## What is being asked
In the records, find each line where "Pamięć" occurs, and copy it.

## Raw data

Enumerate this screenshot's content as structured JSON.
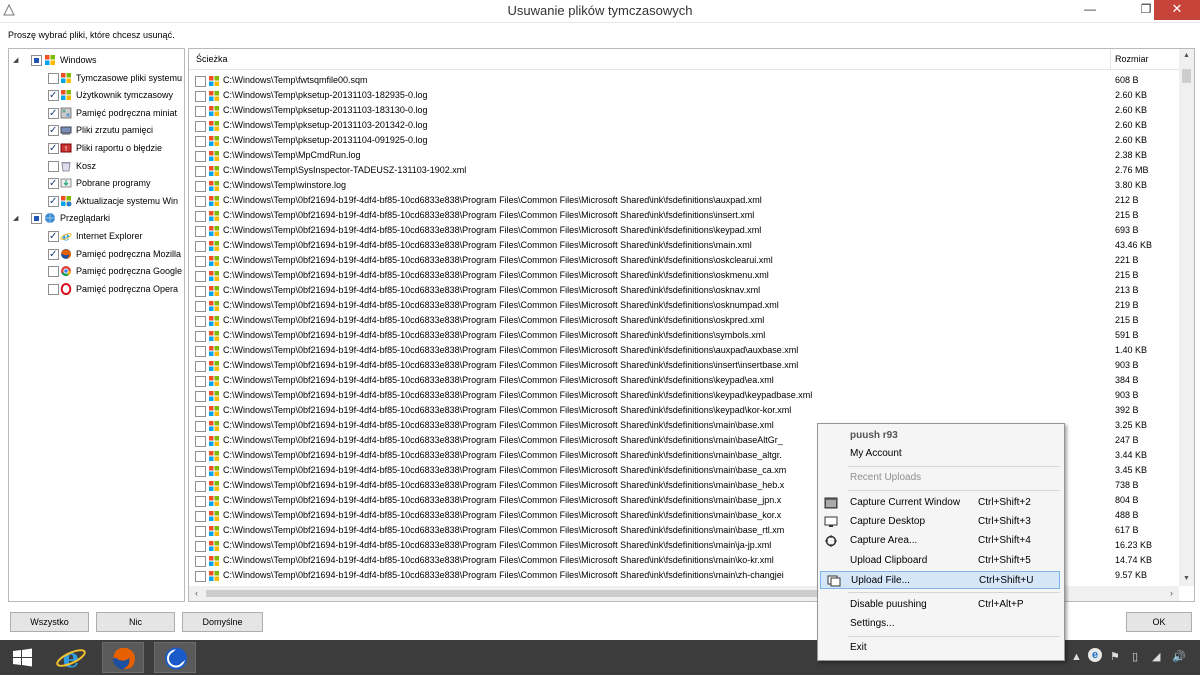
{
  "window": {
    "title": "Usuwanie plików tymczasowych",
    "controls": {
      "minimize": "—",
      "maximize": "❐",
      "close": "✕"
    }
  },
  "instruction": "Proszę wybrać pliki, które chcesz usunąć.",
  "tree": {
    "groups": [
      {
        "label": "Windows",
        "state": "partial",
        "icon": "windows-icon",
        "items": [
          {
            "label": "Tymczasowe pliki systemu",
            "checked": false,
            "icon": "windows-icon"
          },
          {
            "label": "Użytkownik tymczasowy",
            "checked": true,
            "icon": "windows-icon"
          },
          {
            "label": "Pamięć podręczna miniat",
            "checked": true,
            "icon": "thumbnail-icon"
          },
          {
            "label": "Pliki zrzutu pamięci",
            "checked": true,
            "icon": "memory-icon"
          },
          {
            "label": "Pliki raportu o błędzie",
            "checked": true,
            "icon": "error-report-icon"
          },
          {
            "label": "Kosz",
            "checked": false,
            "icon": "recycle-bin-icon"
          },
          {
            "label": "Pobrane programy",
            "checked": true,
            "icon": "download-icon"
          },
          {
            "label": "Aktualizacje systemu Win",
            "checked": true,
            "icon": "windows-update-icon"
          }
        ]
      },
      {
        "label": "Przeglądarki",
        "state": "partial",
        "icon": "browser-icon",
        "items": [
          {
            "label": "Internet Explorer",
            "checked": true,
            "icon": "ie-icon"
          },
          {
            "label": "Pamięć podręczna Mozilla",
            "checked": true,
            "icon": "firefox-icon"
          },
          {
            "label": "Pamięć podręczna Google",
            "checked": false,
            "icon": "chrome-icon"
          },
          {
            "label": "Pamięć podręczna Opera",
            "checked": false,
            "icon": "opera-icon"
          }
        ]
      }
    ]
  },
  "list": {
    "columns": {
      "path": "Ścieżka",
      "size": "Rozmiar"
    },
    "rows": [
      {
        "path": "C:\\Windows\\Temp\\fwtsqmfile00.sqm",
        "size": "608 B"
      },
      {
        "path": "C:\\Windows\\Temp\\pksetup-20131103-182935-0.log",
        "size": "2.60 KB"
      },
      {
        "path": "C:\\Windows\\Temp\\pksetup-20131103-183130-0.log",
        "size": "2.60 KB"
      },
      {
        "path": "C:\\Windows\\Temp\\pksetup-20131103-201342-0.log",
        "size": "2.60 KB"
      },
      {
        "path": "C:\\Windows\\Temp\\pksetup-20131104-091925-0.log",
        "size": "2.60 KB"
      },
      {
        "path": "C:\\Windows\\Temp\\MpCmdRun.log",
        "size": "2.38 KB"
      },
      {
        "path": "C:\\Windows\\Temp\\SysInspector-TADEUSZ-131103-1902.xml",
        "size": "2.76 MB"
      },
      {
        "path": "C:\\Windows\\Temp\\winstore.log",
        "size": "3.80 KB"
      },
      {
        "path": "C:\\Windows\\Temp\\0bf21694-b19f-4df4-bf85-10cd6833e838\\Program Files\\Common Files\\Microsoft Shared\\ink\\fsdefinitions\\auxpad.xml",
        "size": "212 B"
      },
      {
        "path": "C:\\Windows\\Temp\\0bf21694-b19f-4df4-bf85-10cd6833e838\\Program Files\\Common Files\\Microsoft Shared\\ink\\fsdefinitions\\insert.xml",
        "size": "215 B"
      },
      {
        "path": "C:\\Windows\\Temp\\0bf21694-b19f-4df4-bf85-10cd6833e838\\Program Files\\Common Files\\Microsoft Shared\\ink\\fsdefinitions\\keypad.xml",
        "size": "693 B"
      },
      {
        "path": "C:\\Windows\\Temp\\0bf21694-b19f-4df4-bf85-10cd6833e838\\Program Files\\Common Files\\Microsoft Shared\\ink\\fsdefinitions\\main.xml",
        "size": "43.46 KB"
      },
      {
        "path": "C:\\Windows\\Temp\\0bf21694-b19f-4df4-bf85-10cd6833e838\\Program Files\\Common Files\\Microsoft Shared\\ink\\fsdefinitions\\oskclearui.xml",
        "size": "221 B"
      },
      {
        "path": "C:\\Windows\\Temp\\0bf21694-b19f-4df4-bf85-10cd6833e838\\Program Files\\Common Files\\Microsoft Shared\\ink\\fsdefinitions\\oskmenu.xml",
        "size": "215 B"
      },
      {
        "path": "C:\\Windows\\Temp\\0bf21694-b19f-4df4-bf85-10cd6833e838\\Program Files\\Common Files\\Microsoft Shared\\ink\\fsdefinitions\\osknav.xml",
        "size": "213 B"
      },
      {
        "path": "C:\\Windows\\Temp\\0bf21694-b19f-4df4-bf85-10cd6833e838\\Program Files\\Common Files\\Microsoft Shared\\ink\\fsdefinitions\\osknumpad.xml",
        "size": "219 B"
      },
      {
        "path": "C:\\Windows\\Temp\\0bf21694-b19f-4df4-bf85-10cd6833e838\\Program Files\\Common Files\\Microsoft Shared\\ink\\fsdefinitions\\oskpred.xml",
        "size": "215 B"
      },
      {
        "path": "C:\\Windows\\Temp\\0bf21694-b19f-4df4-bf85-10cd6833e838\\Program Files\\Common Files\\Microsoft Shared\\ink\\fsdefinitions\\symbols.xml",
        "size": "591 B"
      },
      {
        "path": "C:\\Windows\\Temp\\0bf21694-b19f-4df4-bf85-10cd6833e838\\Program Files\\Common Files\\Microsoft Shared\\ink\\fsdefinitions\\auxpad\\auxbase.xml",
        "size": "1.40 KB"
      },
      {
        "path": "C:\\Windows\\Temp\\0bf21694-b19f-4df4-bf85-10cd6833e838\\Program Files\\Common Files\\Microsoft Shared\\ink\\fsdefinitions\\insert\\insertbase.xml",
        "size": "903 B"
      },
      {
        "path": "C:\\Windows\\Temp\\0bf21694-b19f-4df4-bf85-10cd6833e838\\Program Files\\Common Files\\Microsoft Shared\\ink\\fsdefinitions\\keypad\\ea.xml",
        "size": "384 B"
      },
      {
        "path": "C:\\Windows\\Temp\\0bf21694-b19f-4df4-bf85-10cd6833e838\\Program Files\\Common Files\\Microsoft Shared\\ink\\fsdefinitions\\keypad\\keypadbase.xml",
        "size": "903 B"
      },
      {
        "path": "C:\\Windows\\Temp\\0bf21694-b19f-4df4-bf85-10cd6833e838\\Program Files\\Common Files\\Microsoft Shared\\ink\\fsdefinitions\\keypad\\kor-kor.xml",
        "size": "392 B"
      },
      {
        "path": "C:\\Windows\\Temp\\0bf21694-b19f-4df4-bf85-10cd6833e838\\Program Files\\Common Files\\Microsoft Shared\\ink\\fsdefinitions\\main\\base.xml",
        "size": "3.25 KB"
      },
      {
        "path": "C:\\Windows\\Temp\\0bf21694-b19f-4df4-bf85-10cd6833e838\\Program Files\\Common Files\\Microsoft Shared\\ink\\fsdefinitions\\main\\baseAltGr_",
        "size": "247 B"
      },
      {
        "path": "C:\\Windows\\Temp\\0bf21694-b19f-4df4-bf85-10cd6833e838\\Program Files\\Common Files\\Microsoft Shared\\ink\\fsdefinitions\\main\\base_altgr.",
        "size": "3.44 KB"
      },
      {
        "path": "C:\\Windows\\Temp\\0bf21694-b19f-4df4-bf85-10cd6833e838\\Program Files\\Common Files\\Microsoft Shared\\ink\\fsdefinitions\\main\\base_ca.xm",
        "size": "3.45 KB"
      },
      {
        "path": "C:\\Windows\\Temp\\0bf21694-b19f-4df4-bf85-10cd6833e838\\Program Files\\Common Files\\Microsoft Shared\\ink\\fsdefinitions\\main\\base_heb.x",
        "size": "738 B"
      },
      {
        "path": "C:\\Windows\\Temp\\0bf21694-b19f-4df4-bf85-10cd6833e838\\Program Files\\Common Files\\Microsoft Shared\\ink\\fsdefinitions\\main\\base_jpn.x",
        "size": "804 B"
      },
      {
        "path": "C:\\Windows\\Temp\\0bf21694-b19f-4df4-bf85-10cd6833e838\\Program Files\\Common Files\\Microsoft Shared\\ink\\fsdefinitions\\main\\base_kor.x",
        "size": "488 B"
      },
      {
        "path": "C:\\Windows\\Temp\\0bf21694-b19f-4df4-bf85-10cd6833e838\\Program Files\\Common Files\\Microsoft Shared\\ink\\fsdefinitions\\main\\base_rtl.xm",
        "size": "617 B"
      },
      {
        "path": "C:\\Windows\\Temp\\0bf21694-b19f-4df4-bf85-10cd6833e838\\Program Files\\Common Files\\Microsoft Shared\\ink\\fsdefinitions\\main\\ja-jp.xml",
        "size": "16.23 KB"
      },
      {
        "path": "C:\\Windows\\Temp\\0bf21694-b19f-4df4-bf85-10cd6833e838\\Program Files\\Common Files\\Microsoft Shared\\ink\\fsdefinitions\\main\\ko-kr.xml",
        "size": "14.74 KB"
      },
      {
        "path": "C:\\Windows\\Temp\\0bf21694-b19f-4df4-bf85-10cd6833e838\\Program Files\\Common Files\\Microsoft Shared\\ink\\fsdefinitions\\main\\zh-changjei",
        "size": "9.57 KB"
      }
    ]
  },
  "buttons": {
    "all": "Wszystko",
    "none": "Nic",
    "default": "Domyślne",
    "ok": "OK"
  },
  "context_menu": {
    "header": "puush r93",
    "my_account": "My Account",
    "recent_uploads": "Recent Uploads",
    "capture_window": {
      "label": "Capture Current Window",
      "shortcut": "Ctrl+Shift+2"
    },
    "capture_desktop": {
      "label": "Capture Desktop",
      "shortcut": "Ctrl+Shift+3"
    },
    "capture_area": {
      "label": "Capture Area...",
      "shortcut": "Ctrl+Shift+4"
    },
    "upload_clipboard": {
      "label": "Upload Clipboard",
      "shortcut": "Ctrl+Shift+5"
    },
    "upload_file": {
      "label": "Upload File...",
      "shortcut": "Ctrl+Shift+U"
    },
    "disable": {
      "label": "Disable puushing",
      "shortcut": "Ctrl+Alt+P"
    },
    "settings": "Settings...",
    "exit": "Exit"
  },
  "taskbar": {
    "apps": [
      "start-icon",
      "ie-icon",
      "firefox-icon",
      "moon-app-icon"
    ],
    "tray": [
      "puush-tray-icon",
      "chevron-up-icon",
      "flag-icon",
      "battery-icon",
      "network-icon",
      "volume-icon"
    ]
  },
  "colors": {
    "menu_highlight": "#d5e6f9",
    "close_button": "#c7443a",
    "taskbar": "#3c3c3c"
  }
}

## Result of the exercise
            "label": "Pamięć podręczna miniat",
            "label": "Pamięć podręczna Mozilla",
            "label": "Pamięć podręczna Google",
            "label": "Pamięć podręczna Opera",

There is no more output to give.